Kohn said that getting Syracuse's hybrid program to an acceptable place required back and forth with accrediting body, the American Bar Association, which under current policies allows only a third of a J.D. program to be distance education credits, unless granted a variance, as Syracuse and only two other law schools in the nation have won.
The ABA, which is more open to distance education, cites three main factors are critical in assuring that a program meets the necessary standards to provide students with return on investment: opportunity for substantive interaction between faculty students, monitoring of student effort, and deliverance of professional legal practicing skills.
Tailoring an online program to provide such outcomes can be difficult, said Jennifer Mathes, director of strategic partnerships at the Online Learning Consortium, which is why institutions considering such a move must consider how students are learning, not just how they are receiving the curriculum.
"The room for caution is centered around the quality of how this information is being presented and also the level of engagement and activity in the online courses. They will want to make sure they are engaging with the students so that monitoring of students happens, to make sure there are no instances of cheating. There would have to be some great processes in place so students in those classes are who they say they are," said Mathes.
She added there's potential for lesser quality programs to develop, so institutions ought to focus on the size of classrooms. "I think a lot more schools are being careful about the number of students they are admitting, some of the saturation has caused some schools to close. Though the demand may go up I think there will be steps in place to monitor the number students that are being accepted," she said.
Quality means up-front costs
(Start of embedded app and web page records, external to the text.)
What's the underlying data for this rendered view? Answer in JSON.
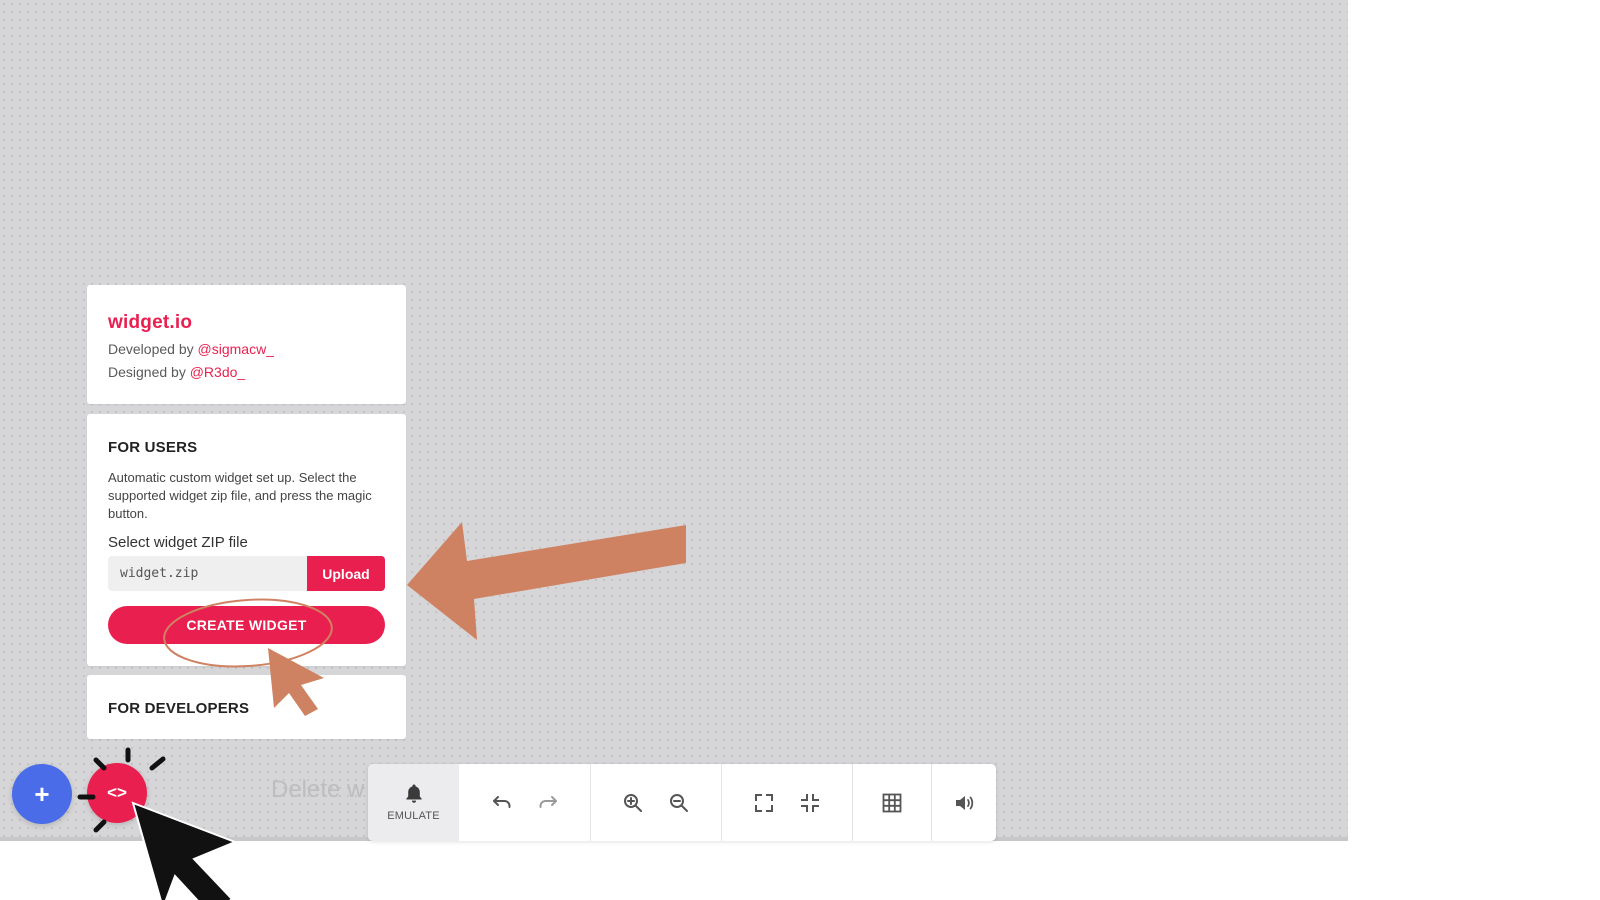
{
  "info": {
    "app_title": "widget.io",
    "developed_prefix": "Developed by",
    "developer": "@sigmacw_",
    "designed_prefix": "Designed by",
    "designer": "@R3do_"
  },
  "users": {
    "heading": "FOR USERS",
    "description": "Automatic custom widget set up. Select the supported widget zip file, and press the magic button.",
    "file_label": "Select widget ZIP file",
    "file_value": "widget.zip",
    "upload_label": "Upload",
    "create_label": "CREATE WIDGET"
  },
  "developers": {
    "heading": "FOR DEVELOPERS"
  },
  "fab": {
    "add_symbol": "+",
    "code_symbol": "<>"
  },
  "ghost_text": "Delete w",
  "toolbar": {
    "emulate_label": "EMULATE",
    "icons": [
      "bell-icon",
      "undo-icon",
      "redo-icon",
      "zoom-in-icon",
      "zoom-out-icon",
      "fullscreen-icon",
      "exit-fullscreen-icon",
      "grid-icon",
      "volume-icon"
    ]
  },
  "colors": {
    "accent": "#e91f4f",
    "fab_blue": "#4a6ce8",
    "canvas": "#d6d6d8",
    "annotation": "#cf8262"
  }
}
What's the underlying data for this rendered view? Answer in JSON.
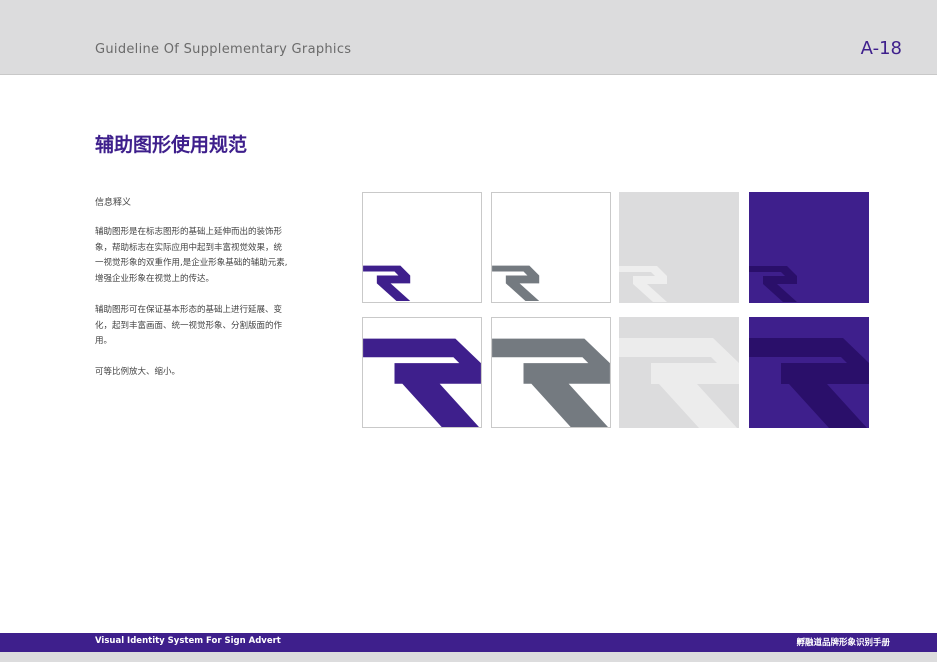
{
  "header": {
    "title": "Guideline Of Supplementary Graphics",
    "page_number": "A-18"
  },
  "page_heading": "辅助图形使用规范",
  "info": {
    "label": "信息释义",
    "paragraph_1": "辅助图形是在标志图形的基础上延伸而出的装饰形象，帮助标志在实际应用中起到丰富视觉效果，统一视觉形象的双重作用,是企业形象基础的辅助元素,增强企业形象在视觉上的传达。",
    "paragraph_2": "辅助图形可在保证基本形态的基础上进行延展、变化，起到丰富画面、统一视觉形象、分割版面的作用。",
    "paragraph_3": "可等比例放大、缩小。"
  },
  "colors": {
    "brand_purple": "#3e1f8c",
    "dark_purple": "#2a0f6a",
    "gray": "#747a80",
    "light_gray": "#dcdcdd",
    "white": "#ffffff"
  },
  "footer": {
    "left": "Visual Identity System For Sign Advert",
    "right": "孵融道品牌形象识别手册"
  }
}
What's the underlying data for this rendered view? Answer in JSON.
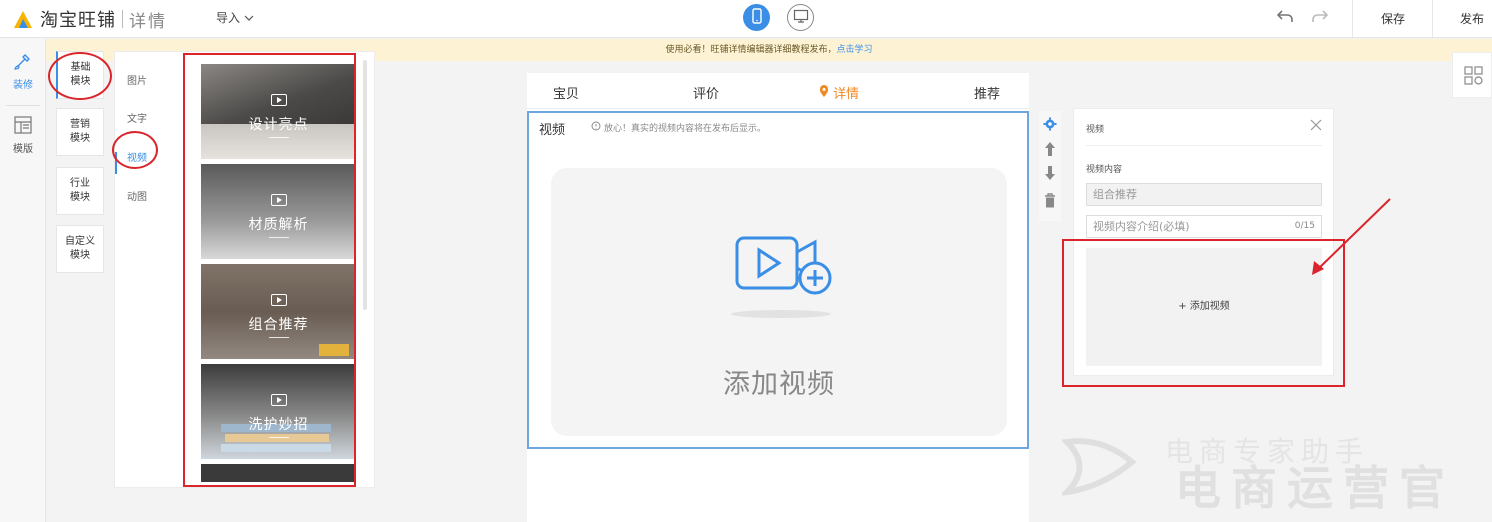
{
  "topbar": {
    "brand": "淘宝旺铺",
    "sub": "详情",
    "import_label": "导入",
    "save_label": "保存",
    "publish_label": "发布"
  },
  "rail": [
    {
      "label": "装修",
      "icon": "brush-icon"
    },
    {
      "label": "模版",
      "icon": "template-icon"
    }
  ],
  "notice": {
    "text": "使用必看！旺铺详情编辑器详细教程发布，",
    "link": "点击学习"
  },
  "categories": [
    {
      "label": "基础\n模块",
      "line1": "基础",
      "line2": "模块"
    },
    {
      "line1": "营销",
      "line2": "模块"
    },
    {
      "line1": "行业",
      "line2": "模块"
    },
    {
      "line1": "自定义",
      "line2": "模块"
    }
  ],
  "subtypes": [
    "图片",
    "文字",
    "视频",
    "动图"
  ],
  "thumbnails": [
    "设计亮点",
    "材质解析",
    "组合推荐",
    "洗护妙招"
  ],
  "preview": {
    "tabs": [
      "宝贝",
      "评价",
      "详情",
      "推荐"
    ],
    "module_title": "视频",
    "tip": "放心！真实的视频内容将在发布后显示。",
    "add_text": "添加视频"
  },
  "prop_panel": {
    "title": "视频",
    "content_label": "视频内容",
    "content_value": "组合推荐",
    "intro_placeholder": "视频内容介绍(必填)",
    "intro_count": "0/15",
    "add_button": "+ 添加视频"
  },
  "watermark": {
    "line1": "电商运营官",
    "line2": "电商专家助手"
  },
  "colors": {
    "accent": "#3a8ee6",
    "active_tab": "#f08a24",
    "annotation": "#d9252b",
    "notice_bg": "#fdf3d4"
  }
}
Providing the type of quality up to par with standards of accrediting organizations like the ABA means heavily investing in course designs and faculty training, explains Michael Horowitz, president of the TCS Education System, a nonprofit group of colleges where the backbone organization handles economies of scale for partner institutions, including investment in online professional degree programs.
The TCS system is helping partner school The Santa Barbara & Ventura Colleges of Law with a hybrid J.D. program, the first of its kind in California, according to Matthew Nehmer, the institution's executive director.
"It’s a big investment so if you are not able to invest the educational resources you shouldn’t do it. It’s not an economic panacea. We now have 12 years of figuring out how to create the residential component in a online experience and that requires investment in a great learning platform and technology personnel that are very sophisticated and know how to extensively train faculty," said Horowitz.
"We are confident in the long-run you may register some savings on real estate, if you are the type of institution that can cut back, but that only works if you keep up with the up-front requirements," he said, adding that the team is also keeping data. "When we launch the hybrid law degree online we will continue with our 100% ground option format, and we are going to have an interesting natural experiment to see who in our community chooses to do either to see whether it will be mostly working adult students."
Willingham echoed sentiments with Faulkner's counseling program, as the field is particularly interactive.
"We have to make sure people have experience first and foremost. I hire faculty that have experience in the field. They all have done this work before they got their doctorates and started teaching, and the people I hire as adjuncts are all in private practice," said Willingham.
"The other part of that is we use Blackboard at Faulkner; we have frequent Blackboard trainings for faculty to come in, so they can learn how to assimilate that knowledge into an online course. Because online education is still in a growth phase, a lot of our professional organizations and accrediting bodies provide training for professionalism in cyberspace, so there is a lot out there we try to take advantage of."
SOURCE: Education Dive